Addressing Issues of Stigma in Vulnerable Population
Stigma is a dangerous barrier to individual and household well-being. Stigma operates on several levels for food insecure families. First, food insecurity is associated with an inability to “provide” for the family. This is often bore by caretaker(s) and has a clear gender component, as women are socially designated providers and are often the household members who control nutrition and food. Second, stigma is associated with accessing resources to help mitigate food insecurity. In the US, accessing food resources can be a long, arduous, and humiliating process for those that desperately need them. Social welfare program recipients are often ostracized, scrutinized, and marginalized. Marginalization can be as or more stressful than the weight of hunger. For Americans, the expectation of a strong individualized identity is predicated on self-reliance: this exacerbates and institutionalizes issues associated with food insecurity and hunger.
– Explore the gender component of stigma within the context of food insecurity.
– Examine how the framing of hunger issues and food insecurity institutionalize stigmas
– Discuss ways of mitigating or managing stigma associated with food insecurity and program usage in general
This session will be conducted in a PechaKucha format – each speaker will present 20 Powerpoint slides that are 20 seconds long.

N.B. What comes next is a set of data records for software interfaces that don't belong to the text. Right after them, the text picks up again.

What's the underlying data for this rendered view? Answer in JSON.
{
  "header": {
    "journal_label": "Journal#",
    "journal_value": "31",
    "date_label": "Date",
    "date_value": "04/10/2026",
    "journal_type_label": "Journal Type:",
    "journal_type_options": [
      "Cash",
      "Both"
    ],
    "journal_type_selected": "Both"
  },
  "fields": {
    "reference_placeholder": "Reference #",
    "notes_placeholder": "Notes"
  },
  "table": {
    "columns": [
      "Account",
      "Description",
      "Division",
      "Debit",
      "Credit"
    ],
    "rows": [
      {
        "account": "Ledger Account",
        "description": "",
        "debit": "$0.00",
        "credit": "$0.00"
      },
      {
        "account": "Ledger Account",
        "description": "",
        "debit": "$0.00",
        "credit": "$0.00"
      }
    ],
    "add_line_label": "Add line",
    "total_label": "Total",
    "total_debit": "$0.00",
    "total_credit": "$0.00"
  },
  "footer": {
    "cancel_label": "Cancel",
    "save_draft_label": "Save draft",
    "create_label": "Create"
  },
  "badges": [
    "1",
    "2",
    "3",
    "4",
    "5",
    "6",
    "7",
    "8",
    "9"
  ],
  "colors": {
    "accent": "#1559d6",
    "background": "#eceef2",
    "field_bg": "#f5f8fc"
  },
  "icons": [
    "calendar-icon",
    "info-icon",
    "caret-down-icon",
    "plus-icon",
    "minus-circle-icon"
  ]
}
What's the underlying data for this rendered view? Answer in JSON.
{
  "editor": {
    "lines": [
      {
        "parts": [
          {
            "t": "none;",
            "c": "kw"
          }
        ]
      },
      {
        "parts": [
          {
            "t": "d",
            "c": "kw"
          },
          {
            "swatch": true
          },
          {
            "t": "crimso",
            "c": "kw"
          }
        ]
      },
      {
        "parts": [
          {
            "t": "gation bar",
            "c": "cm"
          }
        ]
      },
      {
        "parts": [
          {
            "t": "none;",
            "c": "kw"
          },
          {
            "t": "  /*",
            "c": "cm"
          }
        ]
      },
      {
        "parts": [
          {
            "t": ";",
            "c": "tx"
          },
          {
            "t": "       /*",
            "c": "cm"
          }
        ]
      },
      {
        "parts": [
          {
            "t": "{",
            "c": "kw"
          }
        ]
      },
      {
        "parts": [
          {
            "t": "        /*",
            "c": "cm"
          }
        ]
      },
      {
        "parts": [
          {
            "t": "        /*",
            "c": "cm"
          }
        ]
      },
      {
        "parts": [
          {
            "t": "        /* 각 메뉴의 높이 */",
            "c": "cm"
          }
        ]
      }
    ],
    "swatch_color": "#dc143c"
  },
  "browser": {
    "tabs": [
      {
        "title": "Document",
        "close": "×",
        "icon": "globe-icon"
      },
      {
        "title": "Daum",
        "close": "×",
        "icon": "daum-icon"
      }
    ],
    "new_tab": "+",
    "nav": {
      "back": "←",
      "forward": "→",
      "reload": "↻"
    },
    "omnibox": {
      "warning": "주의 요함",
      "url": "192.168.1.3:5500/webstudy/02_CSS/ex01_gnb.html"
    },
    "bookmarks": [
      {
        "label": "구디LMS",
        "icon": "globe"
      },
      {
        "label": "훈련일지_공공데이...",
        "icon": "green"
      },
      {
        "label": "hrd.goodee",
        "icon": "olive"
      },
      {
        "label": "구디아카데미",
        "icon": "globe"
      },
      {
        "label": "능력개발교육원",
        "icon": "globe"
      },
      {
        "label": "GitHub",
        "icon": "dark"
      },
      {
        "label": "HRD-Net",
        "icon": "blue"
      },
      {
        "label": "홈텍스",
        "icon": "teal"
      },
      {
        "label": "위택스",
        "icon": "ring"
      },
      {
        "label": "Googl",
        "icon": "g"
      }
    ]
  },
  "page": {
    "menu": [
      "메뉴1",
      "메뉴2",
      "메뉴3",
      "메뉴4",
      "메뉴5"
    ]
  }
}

After presenting, the audience will gather around tables for a breakout session where speakers will answer questions, discuss issues of stigma more in depth, and work with students to develop solutions.
Debbie Dougherty, MU Department of Communication; Rebecca Meisenbach, MU Department of Communication; Martha Dragich, MU School of Law; Ashley Vancil-Leap, PhD Student Sociology; Sean Ross, The Food Bank of Central and Northeast Missouri